- 18k Gold: 18k gold is composed of 75% pure gold. The remaining 25% is made up of other metals, such as copper, silver, or zinc, which are added to increase the metal's strength and durability. Jewelry made from 18k gold is marked as "750" to indicate its gold content.
- 14k Gold: 14k gold consists of 58.3% pure gold, with the remaining 41.7% being composed of alloyed metals. The additional metals are used to enhance the gold's durability and make it suitable for jewelry. 14k gold jewelry is marked as "585" to denote its gold content.
- 18k Gold: 18k yellow gold has a slightly richer and warmer color compared to 14k gold due to its higher gold content. It may appear more vibrant and yellower, especially in yellow gold jewelry.
- 14k Gold: 14k gold tends to have a slightly lighter yellow color compared to 18k gold. It may have a subtle yellow hue, particularly in yellow gold pieces. However, white gold jewelry is often rhodium-plated to give it a bright white appearance, regardless of the gold's inherent color.
Durability and Wearability:
- 18k Gold: While 18k gold is relatively softer compared to lower karatages, it is still durable enough for most types of jewelry.
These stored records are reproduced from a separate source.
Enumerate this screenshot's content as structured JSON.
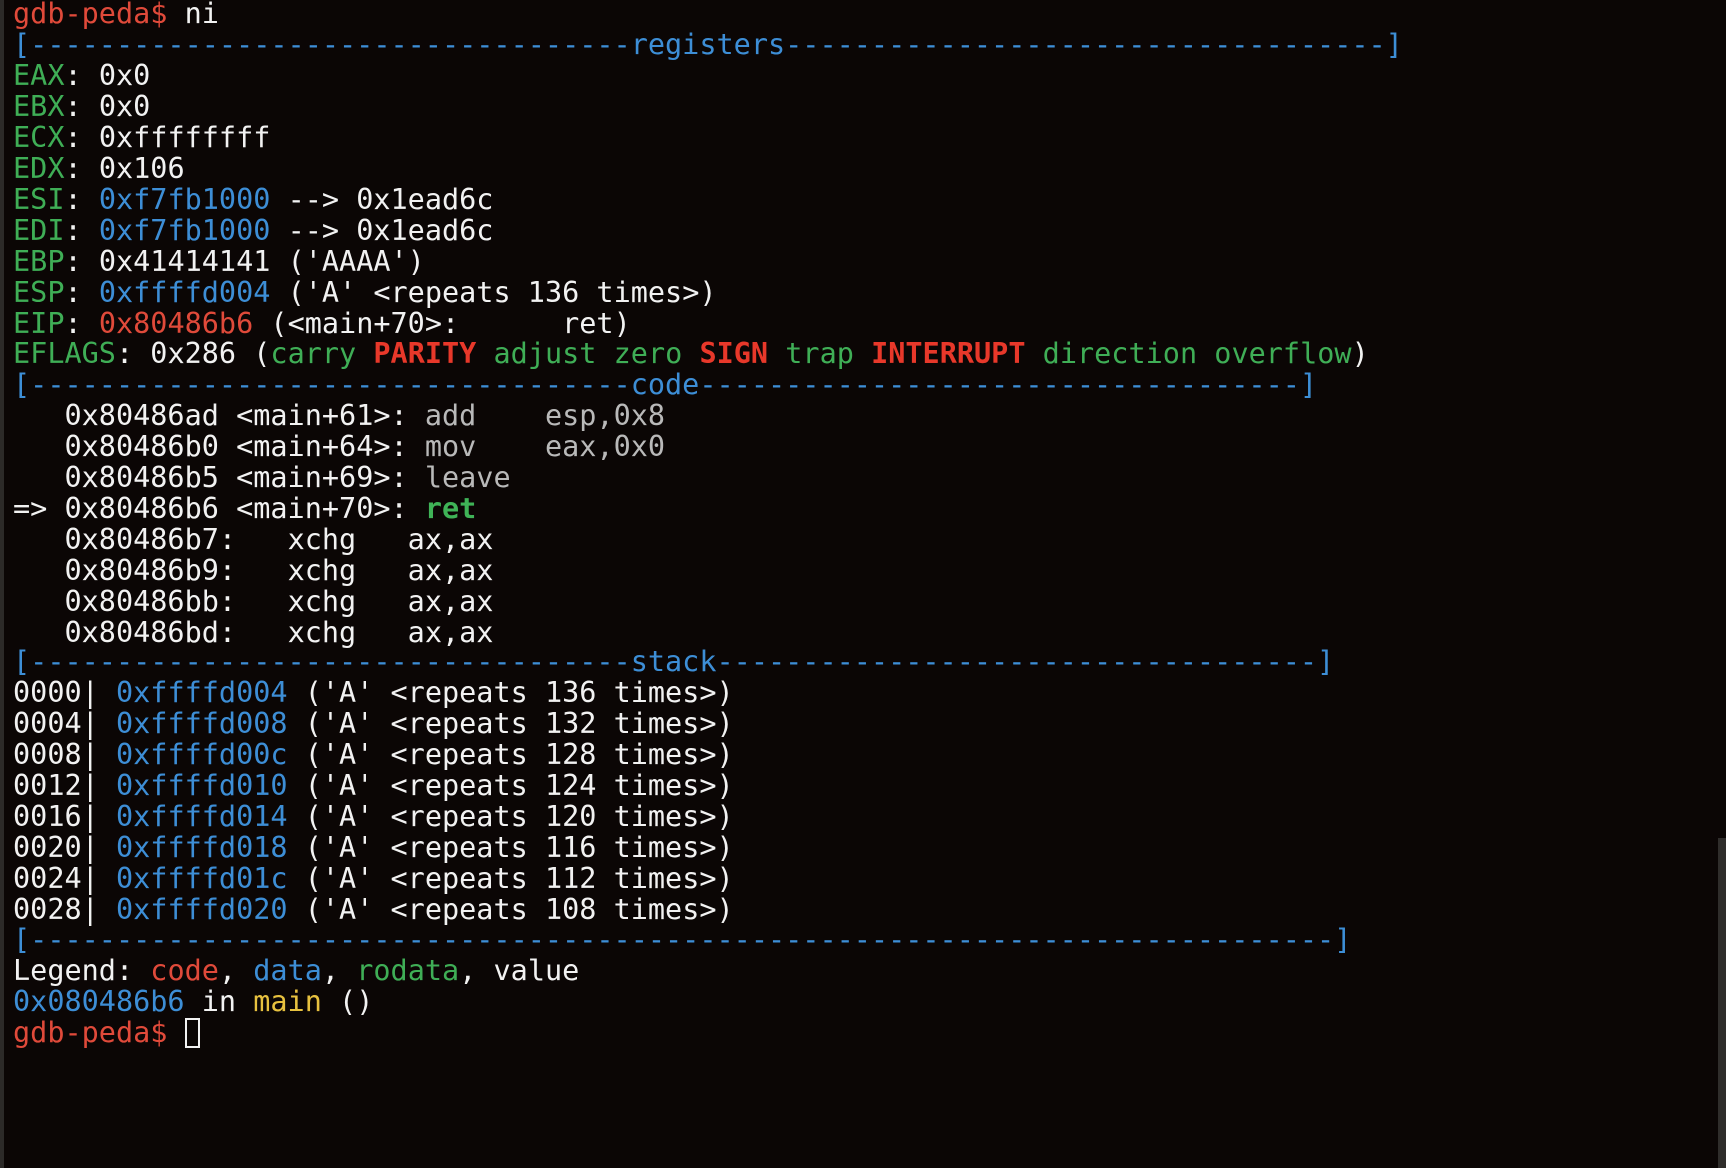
{
  "prompt": "gdb-peda$",
  "command": "ni",
  "sections": {
    "registers": "[-----------------------------------registers-----------------------------------]",
    "code": "[-----------------------------------code-----------------------------------]",
    "stack": "[-----------------------------------stack-----------------------------------]",
    "end": "[----------------------------------------------------------------------------]"
  },
  "registers": [
    {
      "name": "EAX",
      "value": "0x0",
      "value_color": "white",
      "rest": ""
    },
    {
      "name": "EBX",
      "value": "0x0",
      "value_color": "white",
      "rest": ""
    },
    {
      "name": "ECX",
      "value": "0xffffffff",
      "value_color": "white",
      "rest": ""
    },
    {
      "name": "EDX",
      "value": "0x106",
      "value_color": "white",
      "rest": ""
    },
    {
      "name": "ESI",
      "value": "0xf7fb1000",
      "value_color": "blue",
      "rest": " --> 0x1ead6c"
    },
    {
      "name": "EDI",
      "value": "0xf7fb1000",
      "value_color": "blue",
      "rest": " --> 0x1ead6c"
    },
    {
      "name": "EBP",
      "value": "0x41414141",
      "value_color": "white",
      "rest": " ('AAAA')"
    },
    {
      "name": "ESP",
      "value": "0xffffd004",
      "value_color": "blue",
      "rest": " ('A' <repeats 136 times>)"
    },
    {
      "name": "EIP",
      "value": "0x80486b6",
      "value_color": "red",
      "rest": " (<main+70>:\tret)"
    }
  ],
  "eflags": {
    "name": "EFLAGS",
    "value": "0x286",
    "flags": [
      {
        "text": "carry",
        "set": false
      },
      {
        "text": "PARITY",
        "set": true
      },
      {
        "text": "adjust",
        "set": false
      },
      {
        "text": "zero",
        "set": false
      },
      {
        "text": "SIGN",
        "set": true
      },
      {
        "text": "trap",
        "set": false
      },
      {
        "text": "INTERRUPT",
        "set": true
      },
      {
        "text": "direction",
        "set": false
      },
      {
        "text": "overflow",
        "set": false
      }
    ]
  },
  "code": [
    {
      "prefix": "   ",
      "addr": "0x80486ad",
      "sym": " <main+61>: ",
      "mnem": "add",
      "ops": "    esp,0x8",
      "current": false,
      "dim": true
    },
    {
      "prefix": "   ",
      "addr": "0x80486b0",
      "sym": " <main+64>: ",
      "mnem": "mov",
      "ops": "    eax,0x0",
      "current": false,
      "dim": true
    },
    {
      "prefix": "   ",
      "addr": "0x80486b5",
      "sym": " <main+69>: ",
      "mnem": "leave",
      "ops": "",
      "current": false,
      "dim": true
    },
    {
      "prefix": "=> ",
      "addr": "0x80486b6",
      "sym": " <main+70>: ",
      "mnem": "ret",
      "ops": "",
      "current": true,
      "dim": false
    },
    {
      "prefix": "   ",
      "addr": "0x80486b7",
      "sym": ":   ",
      "mnem": "xchg",
      "ops": "   ax,ax",
      "current": false,
      "dim": false
    },
    {
      "prefix": "   ",
      "addr": "0x80486b9",
      "sym": ":   ",
      "mnem": "xchg",
      "ops": "   ax,ax",
      "current": false,
      "dim": false
    },
    {
      "prefix": "   ",
      "addr": "0x80486bb",
      "sym": ":   ",
      "mnem": "xchg",
      "ops": "   ax,ax",
      "current": false,
      "dim": false
    },
    {
      "prefix": "   ",
      "addr": "0x80486bd",
      "sym": ":   ",
      "mnem": "xchg",
      "ops": "   ax,ax",
      "current": false,
      "dim": false
    }
  ],
  "stack": [
    {
      "offset": "0000",
      "addr": "0xffffd004",
      "content": " ('A' <repeats 136 times>)"
    },
    {
      "offset": "0004",
      "addr": "0xffffd008",
      "content": " ('A' <repeats 132 times>)"
    },
    {
      "offset": "0008",
      "addr": "0xffffd00c",
      "content": " ('A' <repeats 128 times>)"
    },
    {
      "offset": "0012",
      "addr": "0xffffd010",
      "content": " ('A' <repeats 124 times>)"
    },
    {
      "offset": "0016",
      "addr": "0xffffd014",
      "content": " ('A' <repeats 120 times>)"
    },
    {
      "offset": "0020",
      "addr": "0xffffd018",
      "content": " ('A' <repeats 116 times>)"
    },
    {
      "offset": "0024",
      "addr": "0xffffd01c",
      "content": " ('A' <repeats 112 times>)"
    },
    {
      "offset": "0028",
      "addr": "0xffffd020",
      "content": " ('A' <repeats 108 times>)"
    }
  ],
  "legend": {
    "label": "Legend: ",
    "items": [
      {
        "text": "code",
        "color": "red"
      },
      {
        "text": "data",
        "color": "blue"
      },
      {
        "text": "rodata",
        "color": "green"
      },
      {
        "text": "value",
        "color": "white"
      }
    ]
  },
  "location": {
    "addr": "0x080486b6",
    "in": " in ",
    "func": "main",
    "tail": " ()"
  },
  "colors": {
    "background": "#0b0605",
    "prompt": "#e04a3a",
    "register_name": "#3fae56",
    "data": "#3d8ed6",
    "code": "#e04a3a",
    "function": "#e7c13f"
  }
}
However, it may be more prone to scratches and dings compared to 14k gold.
- 14k Gold: 14k gold is considered more durable and suitable for everyday wear. Its higher percentage of alloyed metals makes it stronger and more resistant to wear and tear.
- 18k Gold: Due to its higher gold content, 18k gold is generally more expensive than 14k gold. The increased gold purity contributes to its higher value.
- 14k Gold: 14k gold is more affordable compared to 18k gold, making it a popular choice for those who want a balance between gold purity and affordability.
- 18k Gold: Some individuals with metal sensitivities may prefer 18k gold since it contains a higher percentage of pure gold, which is hypoallergenic for most people. However, individual sensitivities can still vary. 18k white alloyed with palladium is considered hypoallergenic, but at the current cost of palladium, it is more cost effective to purchase platinum.
- 14k Gold: The alloyed metals used in 14k gold, particularly nickel, can potentially cause allergic reactions in individuals with nickel sensitivities. It is advisable to choose nickel-free alloys or consider alternative metals for those with allergies.
Ultimately, the choice between 18k and 14k gold depends on personal preference, budget, durability requirements, and desired color. 18k gold offers a higher gold content and a richer color but comes at a higher cost. 14k gold provides a good balance between durability, affordability, and gold purity.
If a white metal is something of interest, platinum is considered the ultimate in quality and durability. Platinum is a true white color, hypoallergenic and will wear better than any gold product. Platinum has been the first choice in fine jewelry for over 125 years and continues to be the premium product.